----- Given data -----
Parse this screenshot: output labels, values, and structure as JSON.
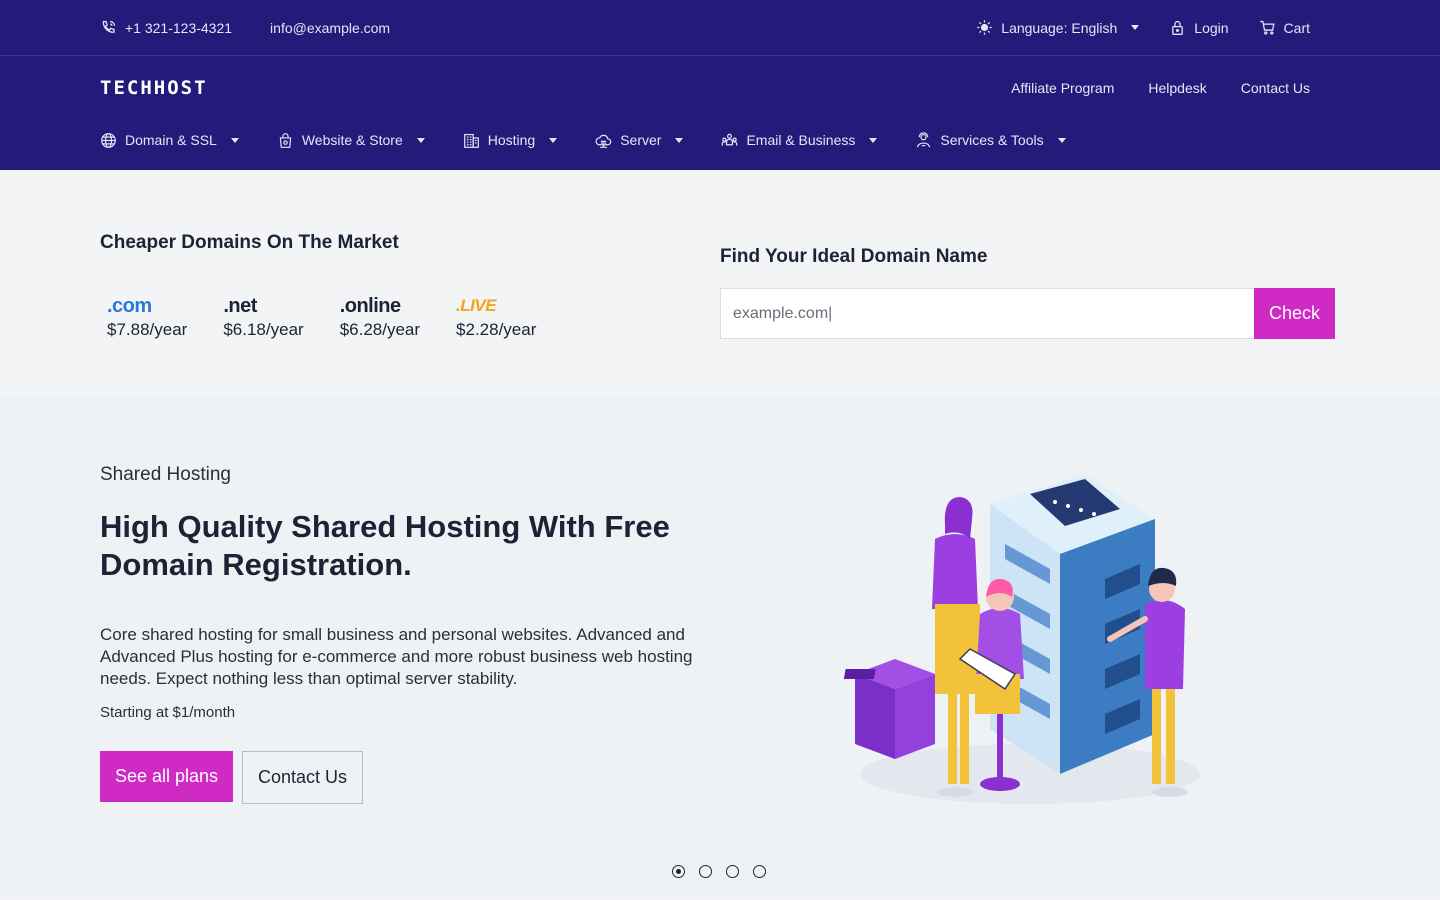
{
  "topbar": {
    "phone": "+1 321-123-4321",
    "email": "info@example.com",
    "language": "Language: English",
    "login": "Login",
    "cart": "Cart"
  },
  "header": {
    "logo": "TECHHOST",
    "util_links": [
      "Affiliate Program",
      "Helpdesk",
      "Contact Us"
    ],
    "nav": [
      "Domain & SSL",
      "Website & Store",
      "Hosting",
      "Server",
      "Email & Business",
      "Services & Tools"
    ]
  },
  "domains": {
    "title": "Cheaper Domains On The Market",
    "tlds": [
      {
        "name": ".com",
        "price": "$7.88/year",
        "color": "#2a78d6"
      },
      {
        "name": ".net",
        "price": "$6.18/year",
        "color": "#1e2235"
      },
      {
        "name": ".online",
        "price": "$6.28/year",
        "color": "#1e2235"
      },
      {
        "name": ".LIVE",
        "price": "$2.28/year",
        "color": "#f1a51b"
      }
    ]
  },
  "search": {
    "title": "Find Your Ideal Domain Name",
    "placeholder": "example.com|",
    "button": "Check"
  },
  "hero": {
    "eyebrow": "Shared Hosting",
    "title": "High Quality Shared Hosting With Free Domain Registration.",
    "description": "Core shared hosting for small business and personal websites. Advanced and Advanced Plus hosting for e-commerce and more robust business web hosting needs. Expect nothing less than optimal server stability.",
    "price": "Starting at $1/month",
    "primary_button": "See all plans",
    "secondary_button": "Contact Us"
  },
  "carousel": {
    "active_index": 0,
    "count": 4
  },
  "colors": {
    "brand": "#231a7a",
    "accent": "#cf2bc4"
  }
}
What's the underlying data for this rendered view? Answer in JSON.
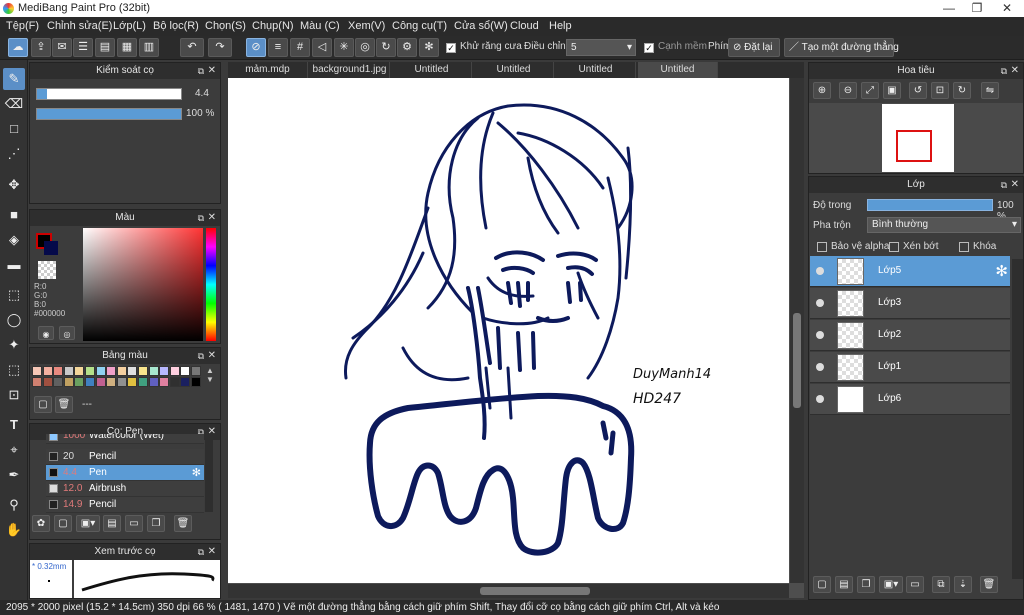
{
  "window": {
    "title": "MediBang Paint Pro (32bit)",
    "minimize": "—",
    "maximize": "❐",
    "close": "✕"
  },
  "menu": [
    "Tệp(F)",
    "Chỉnh sửa(E)",
    "Lớp(L)",
    "Bộ lọc(R)",
    "Chọn(S)",
    "Chụp(N)",
    "Màu (C)",
    "Xem(V)",
    "Công cụ(T)",
    "Cửa sổ(W)",
    "Cloud",
    "Help"
  ],
  "toolbar": {
    "antialias_label": "Khử răng cưa",
    "correction_label": "Điều chỉnh",
    "correction_value": "5",
    "soft_edge_label": "Cạnh mềm",
    "key_label": "Phím",
    "reset_label": "Đặt lại",
    "straight_line_label": "Tạo một đường thẳng"
  },
  "brush_control": {
    "title": "Kiểm soát cọ",
    "size": "4.4",
    "opacity": "100 %",
    "size_fraction": 0.07,
    "opacity_fraction": 1.0
  },
  "color_panel": {
    "title": "Màu",
    "r": "R:0",
    "g": "G:0",
    "b": "B:0",
    "hex": "#000000"
  },
  "palette": {
    "title": "Bảng màu",
    "label": "---"
  },
  "brush_panel": {
    "title": "Cọ: Pen",
    "items": [
      {
        "size": "1000",
        "name": "Watercolor (Wet)",
        "size_color": "#e07a7a",
        "swatch": "#8cc8ff"
      },
      {
        "size": "20",
        "name": "Pencil",
        "size_color": "#dddddd",
        "swatch": "#222222"
      },
      {
        "size": "4.4",
        "name": "Pen",
        "size_color": "#e07a7a",
        "swatch": "#111111",
        "selected": true
      },
      {
        "size": "12.0",
        "name": "Airbrush",
        "size_color": "#e07a7a",
        "swatch": "#dddddd"
      },
      {
        "size": "14.9",
        "name": "Pencil",
        "size_color": "#e07a7a",
        "swatch": "#222222"
      }
    ]
  },
  "preview": {
    "title": "Xem trước cọ",
    "size": "* 0.32mm"
  },
  "tabs": [
    "mảm.mdp",
    "background1.jpg",
    "Untitled",
    "Untitled",
    "Untitled",
    "Untitled"
  ],
  "navigator": {
    "title": "Hoa tiêu"
  },
  "layers_panel": {
    "title": "Lớp",
    "opacity_label": "Độ trong",
    "opacity_value": "100 %",
    "blend_label": "Pha trộn",
    "blend_value": "Bình thường",
    "protect_alpha": "Bảo vệ alpha",
    "clipping": "Xén bớt",
    "lock": "Khóa",
    "layers": [
      "Lớp5",
      "Lớp3",
      "Lớp2",
      "Lớp1",
      "Lớp6"
    ]
  },
  "signature": {
    "line1": "DuyManh14",
    "line2": "HD247"
  },
  "status": {
    "text": "2095 * 2000 pixel   (15.2 * 14.5cm)   350 dpi   66 %   ( 1481, 1470 )   Vẽ một đường thẳng bằng cách giữ phím Shift, Thay đổi cỡ cọ bằng cách giữ phím Ctrl, Alt và kéo"
  },
  "colors": {
    "accent": "#5b9bd5",
    "ink": "#0d1a5c"
  }
}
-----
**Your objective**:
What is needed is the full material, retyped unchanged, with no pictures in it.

**Response below**:
Parse this screenshot: output labels, values, and structure as JSON.
{
  "topbar": {
    "phone": "+1 321-123-4321",
    "email": "info@example.com",
    "language": "Language: English",
    "login": "Login",
    "cart": "Cart"
  },
  "header": {
    "logo": "TECHHOST",
    "util_links": [
      "Affiliate Program",
      "Helpdesk",
      "Contact Us"
    ],
    "nav": [
      "Domain & SSL",
      "Website & Store",
      "Hosting",
      "Server",
      "Email & Business",
      "Services & Tools"
    ]
  },
  "domains": {
    "title": "Cheaper Domains On The Market",
    "tlds": [
      {
        "name": ".com",
        "price": "$7.88/year",
        "color": "#2a78d6"
      },
      {
        "name": ".net",
        "price": "$6.18/year",
        "color": "#1e2235"
      },
      {
        "name": ".online",
        "price": "$6.28/year",
        "color": "#1e2235"
      },
      {
        "name": ".LIVE",
        "price": "$2.28/year",
        "color": "#f1a51b"
      }
    ]
  },
  "search": {
    "title": "Find Your Ideal Domain Name",
    "placeholder": "example.com|",
    "button": "Check"
  },
  "hero": {
    "eyebrow": "Shared Hosting",
    "title": "High Quality Shared Hosting With Free Domain Registration.",
    "description": "Core shared hosting for small business and personal websites. Advanced and Advanced Plus hosting for e-commerce and more robust business web hosting needs. Expect nothing less than optimal server stability.",
    "price": "Starting at $1/month",
    "primary_button": "See all plans",
    "secondary_button": "Contact Us"
  },
  "carousel": {
    "active_index": 0,
    "count": 4
  },
  "colors": {
    "brand": "#231a7a",
    "accent": "#cf2bc4"
  }
}
What's the underlying data for this rendered view? Answer in JSON.
{
  "window": {
    "title": "MediBang Paint Pro (32bit)",
    "minimize": "—",
    "maximize": "❐",
    "close": "✕"
  },
  "menu": [
    "Tệp(F)",
    "Chỉnh sửa(E)",
    "Lớp(L)",
    "Bộ lọc(R)",
    "Chọn(S)",
    "Chụp(N)",
    "Màu (C)",
    "Xem(V)",
    "Công cụ(T)",
    "Cửa sổ(W)",
    "Cloud",
    "Help"
  ],
  "toolbar": {
    "antialias_label": "Khử răng cưa",
    "correction_label": "Điều chỉnh",
    "correction_value": "5",
    "soft_edge_label": "Cạnh mềm",
    "key_label": "Phím",
    "reset_label": "Đặt lại",
    "straight_line_label": "Tạo một đường thẳng"
  },
  "brush_control": {
    "title": "Kiểm soát cọ",
    "size": "4.4",
    "opacity": "100 %",
    "size_fraction": 0.07,
    "opacity_fraction": 1.0
  },
  "color_panel": {
    "title": "Màu",
    "r": "R:0",
    "g": "G:0",
    "b": "B:0",
    "hex": "#000000"
  },
  "palette": {
    "title": "Bảng màu",
    "label": "---"
  },
  "brush_panel": {
    "title": "Cọ: Pen",
    "items": [
      {
        "size": "1000",
        "name": "Watercolor (Wet)",
        "size_color": "#e07a7a",
        "swatch": "#8cc8ff"
      },
      {
        "size": "20",
        "name": "Pencil",
        "size_color": "#dddddd",
        "swatch": "#222222"
      },
      {
        "size": "4.4",
        "name": "Pen",
        "size_color": "#e07a7a",
        "swatch": "#111111",
        "selected": true
      },
      {
        "size": "12.0",
        "name": "Airbrush",
        "size_color": "#e07a7a",
        "swatch": "#dddddd"
      },
      {
        "size": "14.9",
        "name": "Pencil",
        "size_color": "#e07a7a",
        "swatch": "#222222"
      }
    ]
  },
  "preview": {
    "title": "Xem trước cọ",
    "size": "* 0.32mm"
  },
  "tabs": [
    "mảm.mdp",
    "background1.jpg",
    "Untitled",
    "Untitled",
    "Untitled",
    "Untitled"
  ],
  "navigator": {
    "title": "Hoa tiêu"
  },
  "layers_panel": {
    "title": "Lớp",
    "opacity_label": "Độ trong",
    "opacity_value": "100 %",
    "blend_label": "Pha trộn",
    "blend_value": "Bình thường",
    "protect_alpha": "Bảo vệ alpha",
    "clipping": "Xén bớt",
    "lock": "Khóa",
    "layers": [
      "Lớp5",
      "Lớp3",
      "Lớp2",
      "Lớp1",
      "Lớp6"
    ]
  },
  "signature": {
    "line1": "DuyManh14",
    "line2": "HD247"
  },
  "status": {
    "text": "2095 * 2000 pixel   (15.2 * 14.5cm)   350 dpi   66 %   ( 1481, 1470 )   Vẽ một đường thẳng bằng cách giữ phím Shift, Thay đổi cỡ cọ bằng cách giữ phím Ctrl, Alt và kéo"
  },
  "colors": {
    "accent": "#5b9bd5",
    "ink": "#0d1a5c"
  }
}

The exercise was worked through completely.